=== Begin Enclosure ===

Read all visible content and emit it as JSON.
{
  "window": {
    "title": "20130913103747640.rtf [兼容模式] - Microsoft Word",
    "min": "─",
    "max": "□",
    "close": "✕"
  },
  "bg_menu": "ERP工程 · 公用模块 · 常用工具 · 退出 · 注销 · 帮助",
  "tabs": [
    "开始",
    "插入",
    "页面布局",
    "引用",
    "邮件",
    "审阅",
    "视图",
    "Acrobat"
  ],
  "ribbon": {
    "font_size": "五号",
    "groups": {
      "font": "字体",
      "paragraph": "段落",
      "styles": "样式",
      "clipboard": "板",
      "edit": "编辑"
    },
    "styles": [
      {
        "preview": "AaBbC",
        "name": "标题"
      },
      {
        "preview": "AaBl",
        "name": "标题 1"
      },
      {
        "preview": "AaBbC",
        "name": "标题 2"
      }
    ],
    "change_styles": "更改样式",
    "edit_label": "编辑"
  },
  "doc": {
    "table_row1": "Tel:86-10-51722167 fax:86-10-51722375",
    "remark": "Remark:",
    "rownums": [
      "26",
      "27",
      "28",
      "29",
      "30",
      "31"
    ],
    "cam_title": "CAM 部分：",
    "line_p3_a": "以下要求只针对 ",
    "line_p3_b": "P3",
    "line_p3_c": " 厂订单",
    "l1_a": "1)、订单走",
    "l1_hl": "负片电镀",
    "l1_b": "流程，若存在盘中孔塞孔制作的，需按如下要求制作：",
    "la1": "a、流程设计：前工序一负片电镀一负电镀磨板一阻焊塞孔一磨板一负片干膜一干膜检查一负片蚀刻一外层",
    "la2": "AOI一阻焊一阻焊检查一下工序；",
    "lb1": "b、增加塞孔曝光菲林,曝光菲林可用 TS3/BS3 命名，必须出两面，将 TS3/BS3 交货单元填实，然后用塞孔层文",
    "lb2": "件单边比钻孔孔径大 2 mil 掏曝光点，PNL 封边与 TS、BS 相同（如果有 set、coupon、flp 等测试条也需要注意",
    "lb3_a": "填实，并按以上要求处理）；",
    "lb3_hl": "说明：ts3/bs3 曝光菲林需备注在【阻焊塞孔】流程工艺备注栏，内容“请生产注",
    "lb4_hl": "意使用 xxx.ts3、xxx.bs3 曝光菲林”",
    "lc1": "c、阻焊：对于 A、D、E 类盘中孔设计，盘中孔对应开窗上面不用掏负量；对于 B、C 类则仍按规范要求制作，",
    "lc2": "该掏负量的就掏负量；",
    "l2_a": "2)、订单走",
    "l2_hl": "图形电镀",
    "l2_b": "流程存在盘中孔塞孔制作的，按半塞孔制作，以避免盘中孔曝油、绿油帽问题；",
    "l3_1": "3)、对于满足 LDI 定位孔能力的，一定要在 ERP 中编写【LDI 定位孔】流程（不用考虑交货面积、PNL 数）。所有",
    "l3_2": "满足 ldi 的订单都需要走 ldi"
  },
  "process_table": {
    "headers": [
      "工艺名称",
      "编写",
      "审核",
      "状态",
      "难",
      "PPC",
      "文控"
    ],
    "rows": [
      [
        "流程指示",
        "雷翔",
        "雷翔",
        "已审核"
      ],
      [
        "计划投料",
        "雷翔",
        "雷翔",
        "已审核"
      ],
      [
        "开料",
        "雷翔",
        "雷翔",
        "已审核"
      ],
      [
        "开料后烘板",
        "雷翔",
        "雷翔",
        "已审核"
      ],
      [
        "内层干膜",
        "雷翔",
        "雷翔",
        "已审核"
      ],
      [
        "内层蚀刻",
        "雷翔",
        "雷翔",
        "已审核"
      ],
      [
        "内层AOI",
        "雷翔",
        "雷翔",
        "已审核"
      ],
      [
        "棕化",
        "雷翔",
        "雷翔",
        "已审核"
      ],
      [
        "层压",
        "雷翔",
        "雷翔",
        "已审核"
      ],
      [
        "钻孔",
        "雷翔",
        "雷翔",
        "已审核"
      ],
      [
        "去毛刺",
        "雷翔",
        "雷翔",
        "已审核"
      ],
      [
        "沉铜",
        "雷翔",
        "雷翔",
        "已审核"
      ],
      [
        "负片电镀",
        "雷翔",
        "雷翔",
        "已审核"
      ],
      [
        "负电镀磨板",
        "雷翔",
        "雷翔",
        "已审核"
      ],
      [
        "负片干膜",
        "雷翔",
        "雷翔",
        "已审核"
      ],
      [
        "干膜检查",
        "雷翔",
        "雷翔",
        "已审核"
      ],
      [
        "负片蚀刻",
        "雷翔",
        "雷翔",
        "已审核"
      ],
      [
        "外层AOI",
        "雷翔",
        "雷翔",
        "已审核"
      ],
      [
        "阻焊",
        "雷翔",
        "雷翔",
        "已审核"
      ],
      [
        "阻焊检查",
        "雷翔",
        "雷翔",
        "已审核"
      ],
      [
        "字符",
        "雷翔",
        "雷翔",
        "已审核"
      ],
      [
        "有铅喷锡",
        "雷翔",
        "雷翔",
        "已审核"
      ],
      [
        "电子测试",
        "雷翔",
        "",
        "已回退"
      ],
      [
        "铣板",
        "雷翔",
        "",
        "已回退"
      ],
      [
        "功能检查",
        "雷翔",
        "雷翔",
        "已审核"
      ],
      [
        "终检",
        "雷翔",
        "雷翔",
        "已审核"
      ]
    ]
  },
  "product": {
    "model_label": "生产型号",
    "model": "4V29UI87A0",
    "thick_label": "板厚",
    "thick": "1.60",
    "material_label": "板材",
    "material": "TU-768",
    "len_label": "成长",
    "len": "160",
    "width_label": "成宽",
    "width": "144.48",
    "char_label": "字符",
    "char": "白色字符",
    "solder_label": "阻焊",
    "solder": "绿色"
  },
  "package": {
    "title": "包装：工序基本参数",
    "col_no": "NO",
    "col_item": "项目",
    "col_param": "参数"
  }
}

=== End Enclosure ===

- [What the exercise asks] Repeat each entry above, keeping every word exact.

- [Exercise result]
Read all visible content and emit it as JSON.
{
  "window": {
    "title": "20130913103747640.rtf [兼容模式] - Microsoft Word",
    "min": "─",
    "max": "□",
    "close": "✕"
  },
  "bg_menu": "ERP工程 · 公用模块 · 常用工具 · 退出 · 注销 · 帮助",
  "tabs": [
    "开始",
    "插入",
    "页面布局",
    "引用",
    "邮件",
    "审阅",
    "视图",
    "Acrobat"
  ],
  "ribbon": {
    "font_size": "五号",
    "groups": {
      "font": "字体",
      "paragraph": "段落",
      "styles": "样式",
      "clipboard": "板",
      "edit": "编辑"
    },
    "styles": [
      {
        "preview": "AaBbC",
        "name": "标题"
      },
      {
        "preview": "AaBl",
        "name": "标题 1"
      },
      {
        "preview": "AaBbC",
        "name": "标题 2"
      }
    ],
    "change_styles": "更改样式",
    "edit_label": "编辑"
  },
  "doc": {
    "table_row1": "Tel:86-10-51722167 fax:86-10-51722375",
    "remark": "Remark:",
    "rownums": [
      "26",
      "27",
      "28",
      "29",
      "30",
      "31"
    ],
    "cam_title": "CAM 部分：",
    "line_p3_a": "以下要求只针对 ",
    "line_p3_b": "P3",
    "line_p3_c": " 厂订单",
    "l1_a": "1)、订单走",
    "l1_hl": "负片电镀",
    "l1_b": "流程，若存在盘中孔塞孔制作的，需按如下要求制作：",
    "la1": "a、流程设计：前工序一负片电镀一负电镀磨板一阻焊塞孔一磨板一负片干膜一干膜检查一负片蚀刻一外层",
    "la2": "AOI一阻焊一阻焊检查一下工序；",
    "lb1": "b、增加塞孔曝光菲林,曝光菲林可用 TS3/BS3 命名，必须出两面，将 TS3/BS3 交货单元填实，然后用塞孔层文",
    "lb2": "件单边比钻孔孔径大 2 mil 掏曝光点，PNL 封边与 TS、BS 相同（如果有 set、coupon、flp 等测试条也需要注意",
    "lb3_a": "填实，并按以上要求处理）；",
    "lb3_hl": "说明：ts3/bs3 曝光菲林需备注在【阻焊塞孔】流程工艺备注栏，内容“请生产注",
    "lb4_hl": "意使用 xxx.ts3、xxx.bs3 曝光菲林”",
    "lc1": "c、阻焊：对于 A、D、E 类盘中孔设计，盘中孔对应开窗上面不用掏负量；对于 B、C 类则仍按规范要求制作，",
    "lc2": "该掏负量的就掏负量；",
    "l2_a": "2)、订单走",
    "l2_hl": "图形电镀",
    "l2_b": "流程存在盘中孔塞孔制作的，按半塞孔制作，以避免盘中孔曝油、绿油帽问题；",
    "l3_1": "3)、对于满足 LDI 定位孔能力的，一定要在 ERP 中编写【LDI 定位孔】流程（不用考虑交货面积、PNL 数）。所有",
    "l3_2": "满足 ldi 的订单都需要走 ldi"
  },
  "process_table": {
    "headers": [
      "工艺名称",
      "编写",
      "审核",
      "状态",
      "难",
      "PPC",
      "文控"
    ],
    "rows": [
      [
        "流程指示",
        "雷翔",
        "雷翔",
        "已审核"
      ],
      [
        "计划投料",
        "雷翔",
        "雷翔",
        "已审核"
      ],
      [
        "开料",
        "雷翔",
        "雷翔",
        "已审核"
      ],
      [
        "开料后烘板",
        "雷翔",
        "雷翔",
        "已审核"
      ],
      [
        "内层干膜",
        "雷翔",
        "雷翔",
        "已审核"
      ],
      [
        "内层蚀刻",
        "雷翔",
        "雷翔",
        "已审核"
      ],
      [
        "内层AOI",
        "雷翔",
        "雷翔",
        "已审核"
      ],
      [
        "棕化",
        "雷翔",
        "雷翔",
        "已审核"
      ],
      [
        "层压",
        "雷翔",
        "雷翔",
        "已审核"
      ],
      [
        "钻孔",
        "雷翔",
        "雷翔",
        "已审核"
      ],
      [
        "去毛刺",
        "雷翔",
        "雷翔",
        "已审核"
      ],
      [
        "沉铜",
        "雷翔",
        "雷翔",
        "已审核"
      ],
      [
        "负片电镀",
        "雷翔",
        "雷翔",
        "已审核"
      ],
      [
        "负电镀磨板",
        "雷翔",
        "雷翔",
        "已审核"
      ],
      [
        "负片干膜",
        "雷翔",
        "雷翔",
        "已审核"
      ],
      [
        "干膜检查",
        "雷翔",
        "雷翔",
        "已审核"
      ],
      [
        "负片蚀刻",
        "雷翔",
        "雷翔",
        "已审核"
      ],
      [
        "外层AOI",
        "雷翔",
        "雷翔",
        "已审核"
      ],
      [
        "阻焊",
        "雷翔",
        "雷翔",
        "已审核"
      ],
      [
        "阻焊检查",
        "雷翔",
        "雷翔",
        "已审核"
      ],
      [
        "字符",
        "雷翔",
        "雷翔",
        "已审核"
      ],
      [
        "有铅喷锡",
        "雷翔",
        "雷翔",
        "已审核"
      ],
      [
        "电子测试",
        "雷翔",
        "",
        "已回退"
      ],
      [
        "铣板",
        "雷翔",
        "",
        "已回退"
      ],
      [
        "功能检查",
        "雷翔",
        "雷翔",
        "已审核"
      ],
      [
        "终检",
        "雷翔",
        "雷翔",
        "已审核"
      ]
    ]
  },
  "product": {
    "model_label": "生产型号",
    "model": "4V29UI87A0",
    "thick_label": "板厚",
    "thick": "1.60",
    "material_label": "板材",
    "material": "TU-768",
    "len_label": "成长",
    "len": "160",
    "width_label": "成宽",
    "width": "144.48",
    "char_label": "字符",
    "char": "白色字符",
    "solder_label": "阻焊",
    "solder": "绿色"
  },
  "package": {
    "title": "包装：工序基本参数",
    "col_no": "NO",
    "col_item": "项目",
    "col_param": "参数"
  }
}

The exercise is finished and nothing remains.